Monday night here in Minnesota it snowed. As I took my pre-teen son to school in the morning, he looked at the inch of fresh snow on the spring ground and said “Mother Nature is drunk. Shut her down!”
I rode my winter bike to breakfast that morning, and the trees overhanging the street were shedding overnight ice chunks that their budding branches were rejecting in the morning. As this shrugging hail fell on my ski helmet’s hard shell, it bounced off with a “ping!” like marbles or ping pong balls, and popped onto the icy street like broken ornaments. A few hours later, in the late afternoon, I rode again to the grocery store in considerable sunlight. The streets were dry and I was in shorts and a T shirt.
Minnesotans have a well-worn phrase for our edition of the book of nature. It’s not a hand-bound collection of poems like our New Englander Emily Dickinson’s, but a play script: “The Theater of the Seasons” we call it. Famously, we try to hide emotions here, but we sure do enjoy a little drama with our weather forecasts, keeping an eye peeled for news of storms that can kill or injure you. Sitting in the upper Midwest we can receive weather sweeping up from the Gulf of Mexico or dropping down from the Northwest Territories. So, particularly in Spring and Fall, the Theater of the Seasons plays in repertory here in Minnesota.

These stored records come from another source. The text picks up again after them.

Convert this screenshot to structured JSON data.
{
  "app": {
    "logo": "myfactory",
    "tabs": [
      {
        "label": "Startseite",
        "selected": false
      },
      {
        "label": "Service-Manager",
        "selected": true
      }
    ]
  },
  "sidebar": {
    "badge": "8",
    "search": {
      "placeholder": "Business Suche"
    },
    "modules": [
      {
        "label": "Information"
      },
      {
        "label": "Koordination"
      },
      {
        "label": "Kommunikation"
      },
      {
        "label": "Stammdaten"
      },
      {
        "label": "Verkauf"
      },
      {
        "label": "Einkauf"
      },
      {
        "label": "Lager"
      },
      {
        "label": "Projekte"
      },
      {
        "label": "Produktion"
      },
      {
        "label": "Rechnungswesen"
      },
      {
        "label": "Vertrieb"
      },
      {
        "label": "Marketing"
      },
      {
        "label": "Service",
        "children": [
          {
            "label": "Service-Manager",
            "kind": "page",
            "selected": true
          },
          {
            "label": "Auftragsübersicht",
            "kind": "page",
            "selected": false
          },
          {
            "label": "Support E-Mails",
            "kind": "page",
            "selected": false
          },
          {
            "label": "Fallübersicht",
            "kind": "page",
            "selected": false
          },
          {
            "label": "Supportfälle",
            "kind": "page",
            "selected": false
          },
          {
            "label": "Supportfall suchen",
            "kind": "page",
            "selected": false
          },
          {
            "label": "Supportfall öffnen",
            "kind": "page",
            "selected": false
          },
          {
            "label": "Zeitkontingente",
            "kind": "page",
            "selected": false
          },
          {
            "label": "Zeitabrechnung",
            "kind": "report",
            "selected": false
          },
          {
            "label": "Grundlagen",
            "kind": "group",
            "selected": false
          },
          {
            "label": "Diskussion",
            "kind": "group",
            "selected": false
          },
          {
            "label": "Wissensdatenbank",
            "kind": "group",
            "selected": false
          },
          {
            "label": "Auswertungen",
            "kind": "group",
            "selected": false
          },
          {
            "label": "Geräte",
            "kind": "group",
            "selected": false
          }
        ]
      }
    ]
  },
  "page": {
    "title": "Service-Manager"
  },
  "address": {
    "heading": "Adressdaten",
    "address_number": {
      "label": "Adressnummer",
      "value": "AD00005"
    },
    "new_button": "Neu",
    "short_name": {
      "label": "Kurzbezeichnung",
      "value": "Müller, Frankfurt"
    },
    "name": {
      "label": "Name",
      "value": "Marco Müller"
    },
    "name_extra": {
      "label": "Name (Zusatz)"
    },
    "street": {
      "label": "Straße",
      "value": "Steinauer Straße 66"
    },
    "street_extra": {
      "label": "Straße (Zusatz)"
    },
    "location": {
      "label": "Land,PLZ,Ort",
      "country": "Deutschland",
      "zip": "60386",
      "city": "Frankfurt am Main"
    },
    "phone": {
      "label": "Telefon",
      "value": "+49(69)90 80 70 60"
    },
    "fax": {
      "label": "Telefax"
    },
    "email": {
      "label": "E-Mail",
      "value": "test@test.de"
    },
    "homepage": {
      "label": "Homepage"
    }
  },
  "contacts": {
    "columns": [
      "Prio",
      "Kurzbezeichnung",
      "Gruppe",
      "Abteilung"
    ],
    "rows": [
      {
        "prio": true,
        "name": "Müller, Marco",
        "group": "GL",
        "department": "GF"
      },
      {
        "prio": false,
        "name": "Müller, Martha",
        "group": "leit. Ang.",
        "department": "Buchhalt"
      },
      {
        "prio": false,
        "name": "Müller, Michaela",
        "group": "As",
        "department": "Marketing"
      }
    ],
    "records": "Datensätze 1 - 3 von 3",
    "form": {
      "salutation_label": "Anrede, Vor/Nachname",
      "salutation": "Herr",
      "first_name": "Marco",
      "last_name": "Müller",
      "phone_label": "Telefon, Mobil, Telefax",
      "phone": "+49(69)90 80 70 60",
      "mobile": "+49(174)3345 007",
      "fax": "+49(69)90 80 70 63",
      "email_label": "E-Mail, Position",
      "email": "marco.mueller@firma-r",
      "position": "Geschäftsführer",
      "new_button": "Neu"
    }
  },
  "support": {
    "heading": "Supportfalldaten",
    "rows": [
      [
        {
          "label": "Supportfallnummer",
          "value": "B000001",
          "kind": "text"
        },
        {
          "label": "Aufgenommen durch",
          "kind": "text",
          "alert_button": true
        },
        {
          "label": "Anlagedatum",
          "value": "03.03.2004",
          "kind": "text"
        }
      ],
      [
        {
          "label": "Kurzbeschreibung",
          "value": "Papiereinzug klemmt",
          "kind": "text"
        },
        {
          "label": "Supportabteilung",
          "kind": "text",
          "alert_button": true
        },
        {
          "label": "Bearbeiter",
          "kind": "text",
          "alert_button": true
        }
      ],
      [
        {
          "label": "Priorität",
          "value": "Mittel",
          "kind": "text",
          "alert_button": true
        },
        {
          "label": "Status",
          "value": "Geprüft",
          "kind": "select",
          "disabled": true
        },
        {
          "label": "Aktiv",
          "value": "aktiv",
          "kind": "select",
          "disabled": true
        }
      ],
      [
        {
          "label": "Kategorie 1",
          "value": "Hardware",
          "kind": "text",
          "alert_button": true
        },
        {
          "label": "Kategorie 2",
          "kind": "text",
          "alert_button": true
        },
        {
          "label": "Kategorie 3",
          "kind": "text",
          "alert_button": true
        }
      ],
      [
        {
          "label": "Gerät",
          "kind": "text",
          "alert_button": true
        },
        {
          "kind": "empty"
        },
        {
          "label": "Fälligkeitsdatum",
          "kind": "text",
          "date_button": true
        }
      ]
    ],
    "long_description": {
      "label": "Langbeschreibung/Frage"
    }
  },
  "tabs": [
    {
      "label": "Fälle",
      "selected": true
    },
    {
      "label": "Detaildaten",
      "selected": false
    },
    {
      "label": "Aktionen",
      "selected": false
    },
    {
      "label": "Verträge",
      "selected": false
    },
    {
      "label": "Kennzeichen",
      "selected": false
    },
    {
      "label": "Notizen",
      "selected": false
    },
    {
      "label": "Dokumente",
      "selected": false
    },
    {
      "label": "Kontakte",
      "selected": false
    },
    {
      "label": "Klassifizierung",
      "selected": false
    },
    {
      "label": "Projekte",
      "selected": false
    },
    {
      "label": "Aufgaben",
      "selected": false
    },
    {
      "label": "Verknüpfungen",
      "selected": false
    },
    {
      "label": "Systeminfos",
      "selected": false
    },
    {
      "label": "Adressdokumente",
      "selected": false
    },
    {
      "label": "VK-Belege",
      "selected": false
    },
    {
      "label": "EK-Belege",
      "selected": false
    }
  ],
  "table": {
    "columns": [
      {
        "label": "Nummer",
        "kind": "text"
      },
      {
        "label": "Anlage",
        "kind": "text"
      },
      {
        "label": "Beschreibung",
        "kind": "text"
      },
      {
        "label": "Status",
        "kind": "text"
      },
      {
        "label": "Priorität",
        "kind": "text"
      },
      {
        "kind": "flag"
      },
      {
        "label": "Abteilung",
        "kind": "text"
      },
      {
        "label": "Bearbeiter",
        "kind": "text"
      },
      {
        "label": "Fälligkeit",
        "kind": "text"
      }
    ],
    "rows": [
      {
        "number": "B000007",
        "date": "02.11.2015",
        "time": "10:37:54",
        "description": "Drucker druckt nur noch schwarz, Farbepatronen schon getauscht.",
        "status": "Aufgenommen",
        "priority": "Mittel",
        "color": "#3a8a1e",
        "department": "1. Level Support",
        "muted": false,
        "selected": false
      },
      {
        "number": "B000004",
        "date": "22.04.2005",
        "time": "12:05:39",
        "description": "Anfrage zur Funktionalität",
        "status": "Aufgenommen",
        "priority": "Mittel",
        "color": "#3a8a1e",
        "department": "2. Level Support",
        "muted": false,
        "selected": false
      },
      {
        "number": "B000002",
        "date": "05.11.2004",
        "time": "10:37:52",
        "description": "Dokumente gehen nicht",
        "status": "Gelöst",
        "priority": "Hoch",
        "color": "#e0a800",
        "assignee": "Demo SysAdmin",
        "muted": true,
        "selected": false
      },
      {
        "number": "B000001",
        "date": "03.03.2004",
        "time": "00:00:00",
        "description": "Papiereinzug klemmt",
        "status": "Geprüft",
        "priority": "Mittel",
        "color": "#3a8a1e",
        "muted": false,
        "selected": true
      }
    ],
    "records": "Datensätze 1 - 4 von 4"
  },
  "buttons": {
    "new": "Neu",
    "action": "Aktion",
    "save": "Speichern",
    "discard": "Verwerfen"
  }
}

Today’s short audio piece is called just that: “Theater of the Seasons,” expanding on that phrase a bit. I think you’ll enjoy it.